Check out this article from The Ballston Journal, which is a small local newspaper in Upstate New York. Note this was not a news article; the author has a blog called “The Village Voice” and this was his last post. I can’t figure out if he is technically a reporter – the bio on the newspaper website names him as a Special Features reporter but his blog definitely is an opinion column.
This a small-town reporter for a small-town newspaper. But WOW – he clearly represents and illustrates the typical left-wing roots and attitudes that shape media coverage all over our country.
I wonder if he wrote a similarly complimentary piece back when the Tea Party demonstrations were going on?
BY SAM CAPUANO
Some of my first memories from a social movement standpoint were the Vietnam War-era protesters. While I was too young to know what was fully happening, I knew there was a war that had gone on forever, and I knew many people were not happy about it, and they made themselves heard. And we had “All In The Family” every Saturday night showing us the younger protesters (Gloria and The Meathead) at constant odds with the older folks who didn’t quite understand them (Archie Bunker.)
These types of protests have mostly vanished from this country about the same time the war ended, and the military draft was done away with. I always felt it was the confluence of these two which gave those protesters the motivation for their actions. Because, although there has been plenty of military action since then, the protests have not been as strong, or as organized.
As the Occupy Wall Street movement began a month or so ago in Manhattan’s financial district, I watched with interest and amazement as it grew stronger each day. Then it started spreading all over, to Oakland, and capital cities such as Washington, Providence, Austin and even Albany. About 70 major cities have seen some of the action.
The goals for those who say, “We are the 99 percent,” are to bring out the ongoing financial crisis. And to note the middle class is slowly going away.
Last week, I spoke to some Ballston Spa locals to get their thoughts of the Occupy movement. One gentleman spoke very passionately about it. He was around and active during the Vietnam-era protests.
“This was what we did; this was how we made ourselves heard,” he told me.
He had just recently taken his grandson to some of the protests in Washington. As we ended our conversation, he reached into his pocket and gave me a pin with a peace sign on it.

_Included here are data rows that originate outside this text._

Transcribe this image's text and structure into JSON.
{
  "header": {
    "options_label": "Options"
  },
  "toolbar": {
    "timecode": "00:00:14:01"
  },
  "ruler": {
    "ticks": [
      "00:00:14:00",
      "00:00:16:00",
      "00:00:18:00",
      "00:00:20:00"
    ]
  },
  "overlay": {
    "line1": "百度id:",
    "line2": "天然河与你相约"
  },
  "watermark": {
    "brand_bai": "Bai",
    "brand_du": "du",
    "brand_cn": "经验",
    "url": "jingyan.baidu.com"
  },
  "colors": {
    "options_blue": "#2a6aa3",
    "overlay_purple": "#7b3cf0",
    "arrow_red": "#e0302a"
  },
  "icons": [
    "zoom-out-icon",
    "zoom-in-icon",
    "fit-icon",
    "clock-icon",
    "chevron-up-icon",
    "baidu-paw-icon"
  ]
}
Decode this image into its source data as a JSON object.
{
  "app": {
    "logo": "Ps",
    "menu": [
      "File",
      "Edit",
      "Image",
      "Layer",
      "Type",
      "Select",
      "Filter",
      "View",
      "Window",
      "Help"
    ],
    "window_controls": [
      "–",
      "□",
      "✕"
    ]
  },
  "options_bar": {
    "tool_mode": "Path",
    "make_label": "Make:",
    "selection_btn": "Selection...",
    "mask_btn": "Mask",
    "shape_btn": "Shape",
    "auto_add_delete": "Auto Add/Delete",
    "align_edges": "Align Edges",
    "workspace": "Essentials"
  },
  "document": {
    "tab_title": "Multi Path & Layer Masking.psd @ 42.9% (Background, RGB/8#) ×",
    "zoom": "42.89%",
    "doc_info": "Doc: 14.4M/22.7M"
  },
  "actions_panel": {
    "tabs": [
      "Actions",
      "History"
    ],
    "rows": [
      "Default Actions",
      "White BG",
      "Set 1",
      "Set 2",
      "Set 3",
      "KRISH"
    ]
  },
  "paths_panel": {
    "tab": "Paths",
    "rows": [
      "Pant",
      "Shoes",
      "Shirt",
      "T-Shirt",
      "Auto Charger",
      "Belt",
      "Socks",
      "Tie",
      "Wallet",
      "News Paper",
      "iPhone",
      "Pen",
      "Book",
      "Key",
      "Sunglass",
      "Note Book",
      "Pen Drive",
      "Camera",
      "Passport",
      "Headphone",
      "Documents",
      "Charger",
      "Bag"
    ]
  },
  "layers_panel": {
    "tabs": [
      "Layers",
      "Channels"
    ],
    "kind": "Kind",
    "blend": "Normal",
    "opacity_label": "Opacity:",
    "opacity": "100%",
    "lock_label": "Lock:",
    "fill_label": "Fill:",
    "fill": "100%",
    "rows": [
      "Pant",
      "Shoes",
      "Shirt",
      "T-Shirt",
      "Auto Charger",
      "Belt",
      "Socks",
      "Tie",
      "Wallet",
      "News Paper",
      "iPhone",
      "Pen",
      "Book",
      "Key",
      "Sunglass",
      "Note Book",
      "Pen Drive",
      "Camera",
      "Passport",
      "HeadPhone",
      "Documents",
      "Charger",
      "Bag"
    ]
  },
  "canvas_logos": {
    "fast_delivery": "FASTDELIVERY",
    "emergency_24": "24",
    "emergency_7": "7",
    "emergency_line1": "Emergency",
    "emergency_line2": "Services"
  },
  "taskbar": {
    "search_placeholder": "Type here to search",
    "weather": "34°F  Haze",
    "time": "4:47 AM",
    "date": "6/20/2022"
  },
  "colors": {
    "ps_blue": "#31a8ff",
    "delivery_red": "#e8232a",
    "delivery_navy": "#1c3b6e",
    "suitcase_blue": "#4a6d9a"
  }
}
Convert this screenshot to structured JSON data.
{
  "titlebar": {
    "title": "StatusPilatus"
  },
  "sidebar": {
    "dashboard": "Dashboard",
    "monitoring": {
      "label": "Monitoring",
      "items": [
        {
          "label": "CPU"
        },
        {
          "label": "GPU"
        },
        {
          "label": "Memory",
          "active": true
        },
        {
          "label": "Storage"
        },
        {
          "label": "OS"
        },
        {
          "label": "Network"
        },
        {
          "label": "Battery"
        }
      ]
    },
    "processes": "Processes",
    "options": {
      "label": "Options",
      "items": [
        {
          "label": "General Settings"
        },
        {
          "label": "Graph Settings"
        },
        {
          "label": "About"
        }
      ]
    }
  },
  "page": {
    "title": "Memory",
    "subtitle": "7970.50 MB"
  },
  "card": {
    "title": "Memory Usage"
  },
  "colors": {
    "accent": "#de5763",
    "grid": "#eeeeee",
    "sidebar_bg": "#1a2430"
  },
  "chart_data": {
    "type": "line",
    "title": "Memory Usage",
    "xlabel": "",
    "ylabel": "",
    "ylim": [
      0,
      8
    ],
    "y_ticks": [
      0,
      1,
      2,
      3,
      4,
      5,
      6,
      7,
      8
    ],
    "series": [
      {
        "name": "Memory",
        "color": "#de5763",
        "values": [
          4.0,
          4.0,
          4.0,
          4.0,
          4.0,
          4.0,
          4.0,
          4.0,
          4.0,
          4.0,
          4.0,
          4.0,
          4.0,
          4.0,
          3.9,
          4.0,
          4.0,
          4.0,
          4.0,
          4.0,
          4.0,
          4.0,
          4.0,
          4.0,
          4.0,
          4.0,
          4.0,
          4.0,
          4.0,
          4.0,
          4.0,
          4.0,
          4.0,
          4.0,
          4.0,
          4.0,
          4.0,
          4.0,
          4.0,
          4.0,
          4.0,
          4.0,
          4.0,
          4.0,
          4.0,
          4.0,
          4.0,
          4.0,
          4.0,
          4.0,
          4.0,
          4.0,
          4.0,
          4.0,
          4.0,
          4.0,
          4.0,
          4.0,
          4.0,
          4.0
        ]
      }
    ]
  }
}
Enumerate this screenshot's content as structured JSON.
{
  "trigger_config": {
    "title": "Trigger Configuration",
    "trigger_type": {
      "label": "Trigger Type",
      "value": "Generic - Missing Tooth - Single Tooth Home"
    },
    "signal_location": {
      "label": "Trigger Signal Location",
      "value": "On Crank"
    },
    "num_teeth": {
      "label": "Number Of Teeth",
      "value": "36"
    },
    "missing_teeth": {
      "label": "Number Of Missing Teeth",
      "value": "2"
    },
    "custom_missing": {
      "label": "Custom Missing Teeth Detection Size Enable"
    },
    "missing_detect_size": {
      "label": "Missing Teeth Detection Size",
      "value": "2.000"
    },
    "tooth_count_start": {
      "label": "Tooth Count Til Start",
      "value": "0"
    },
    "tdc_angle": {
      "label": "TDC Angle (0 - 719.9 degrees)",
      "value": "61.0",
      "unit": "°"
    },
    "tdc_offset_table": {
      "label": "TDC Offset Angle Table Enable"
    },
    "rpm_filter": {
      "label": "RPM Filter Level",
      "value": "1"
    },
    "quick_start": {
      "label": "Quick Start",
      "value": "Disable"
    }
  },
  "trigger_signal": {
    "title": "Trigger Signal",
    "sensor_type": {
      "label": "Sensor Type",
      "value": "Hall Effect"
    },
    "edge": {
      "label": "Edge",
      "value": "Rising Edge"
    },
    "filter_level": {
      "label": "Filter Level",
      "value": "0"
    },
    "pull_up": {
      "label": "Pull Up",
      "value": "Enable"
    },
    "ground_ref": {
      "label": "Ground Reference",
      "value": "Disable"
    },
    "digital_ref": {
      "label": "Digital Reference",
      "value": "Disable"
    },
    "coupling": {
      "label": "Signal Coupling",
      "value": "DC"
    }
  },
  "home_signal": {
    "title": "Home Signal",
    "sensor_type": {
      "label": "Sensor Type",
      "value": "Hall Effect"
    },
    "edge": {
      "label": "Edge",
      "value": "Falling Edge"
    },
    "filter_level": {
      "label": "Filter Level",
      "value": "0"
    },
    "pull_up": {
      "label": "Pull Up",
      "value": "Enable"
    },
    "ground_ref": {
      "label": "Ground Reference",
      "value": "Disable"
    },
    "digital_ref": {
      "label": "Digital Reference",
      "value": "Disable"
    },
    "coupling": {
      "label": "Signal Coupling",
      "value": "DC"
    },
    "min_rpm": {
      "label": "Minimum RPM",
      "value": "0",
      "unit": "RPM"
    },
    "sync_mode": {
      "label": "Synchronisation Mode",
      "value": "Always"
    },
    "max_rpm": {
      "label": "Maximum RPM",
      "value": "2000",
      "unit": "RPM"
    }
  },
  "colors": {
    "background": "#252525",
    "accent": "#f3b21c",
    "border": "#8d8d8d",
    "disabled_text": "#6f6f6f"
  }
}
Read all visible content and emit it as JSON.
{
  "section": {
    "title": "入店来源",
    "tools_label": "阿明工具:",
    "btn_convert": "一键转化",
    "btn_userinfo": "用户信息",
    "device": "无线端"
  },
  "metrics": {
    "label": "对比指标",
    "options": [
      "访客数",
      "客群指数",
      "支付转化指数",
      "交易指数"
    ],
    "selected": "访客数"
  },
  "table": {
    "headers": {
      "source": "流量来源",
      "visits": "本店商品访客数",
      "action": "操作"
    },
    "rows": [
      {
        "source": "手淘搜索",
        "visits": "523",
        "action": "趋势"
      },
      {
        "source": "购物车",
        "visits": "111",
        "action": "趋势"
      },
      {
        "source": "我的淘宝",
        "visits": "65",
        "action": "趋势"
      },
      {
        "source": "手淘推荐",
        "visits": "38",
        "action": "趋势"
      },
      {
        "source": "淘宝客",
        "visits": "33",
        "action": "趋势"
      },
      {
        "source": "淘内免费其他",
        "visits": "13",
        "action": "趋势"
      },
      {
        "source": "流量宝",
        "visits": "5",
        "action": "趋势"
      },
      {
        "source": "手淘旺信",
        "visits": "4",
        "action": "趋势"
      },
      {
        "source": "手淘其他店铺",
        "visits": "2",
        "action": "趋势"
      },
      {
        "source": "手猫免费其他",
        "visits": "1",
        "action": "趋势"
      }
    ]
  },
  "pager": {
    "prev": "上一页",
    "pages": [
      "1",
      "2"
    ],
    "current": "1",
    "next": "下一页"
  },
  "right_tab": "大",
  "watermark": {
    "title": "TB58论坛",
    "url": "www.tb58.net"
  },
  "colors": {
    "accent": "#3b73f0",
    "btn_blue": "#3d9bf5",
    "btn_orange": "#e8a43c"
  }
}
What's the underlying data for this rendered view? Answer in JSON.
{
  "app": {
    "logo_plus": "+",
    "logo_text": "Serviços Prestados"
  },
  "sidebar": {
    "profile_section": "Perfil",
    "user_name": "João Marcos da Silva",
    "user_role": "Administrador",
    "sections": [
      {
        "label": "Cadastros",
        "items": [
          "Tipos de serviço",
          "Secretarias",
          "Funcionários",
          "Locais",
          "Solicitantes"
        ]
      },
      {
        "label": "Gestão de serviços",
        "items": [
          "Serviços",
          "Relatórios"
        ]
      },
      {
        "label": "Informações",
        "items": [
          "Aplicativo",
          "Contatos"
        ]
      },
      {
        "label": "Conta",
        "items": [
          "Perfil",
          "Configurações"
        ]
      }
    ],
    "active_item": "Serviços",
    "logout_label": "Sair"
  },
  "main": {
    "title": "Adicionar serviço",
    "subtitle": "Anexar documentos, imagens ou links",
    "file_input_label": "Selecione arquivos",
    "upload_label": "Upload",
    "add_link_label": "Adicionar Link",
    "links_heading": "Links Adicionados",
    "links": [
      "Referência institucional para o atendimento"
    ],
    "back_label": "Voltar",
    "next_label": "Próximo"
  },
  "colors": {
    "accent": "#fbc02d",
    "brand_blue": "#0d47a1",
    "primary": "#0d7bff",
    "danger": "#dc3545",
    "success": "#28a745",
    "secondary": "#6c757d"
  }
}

The few younger folks I asked were not as informed about the movement, and clearly not as passionate. I asked them about their financial situation, and neither was living large. Based on this, I asked them if they would consider joining the movement, and they basically just shrugged. To tell you the truth, I am not sure one of them had even heard of Occupy Wall Street.
These local conversations got me to thinking about how the protests from back in the day differ from those now. One difference is courtesy of the Doonesbury comic strip, which as always has its finger on the pulse of this country. Back in the late 1960′s, “Megaphone” Mark Slackmeyer was there, and earned his nickname by bellowing loudly into the megaphone at the war protests as the leader of many protests.
In a strip last week, Megaphone and his hippie contemporaries were gently made fun of, as being in it more for themselves. The 99′ers were also made fun of in one of the strips; they have no goals it was said, except to have no leaders.
Then there is the difference, for the most part, as to how the current protesters are being handled by the police. The police in the late 60′s/early 70′s had no use for the hippies, highlighted by the tragedy at Kent State, in which four students were killed by the Ohio National Guard. To avoid repeat occurrences, most politicians and police chiefs seem to be much more measured in their responses this time. Locally, in regards to Occupy Albany, the Albany 11 p.m. curfew is being ignored by both the demonstrators and cops. Governor Cuomo doesn’t really seem to know what he wants to do with the cohort.
Things may be slowly changing, however. Recently, Iraq War veteran Scott Olsen was somehow critically injured in a scrum between the Oakland Police Department and the protesters. Things are also getting a more dicey in Providence and Austin.
I have admired their cause, and how they are expressing themselves. More to follow, I’m sure.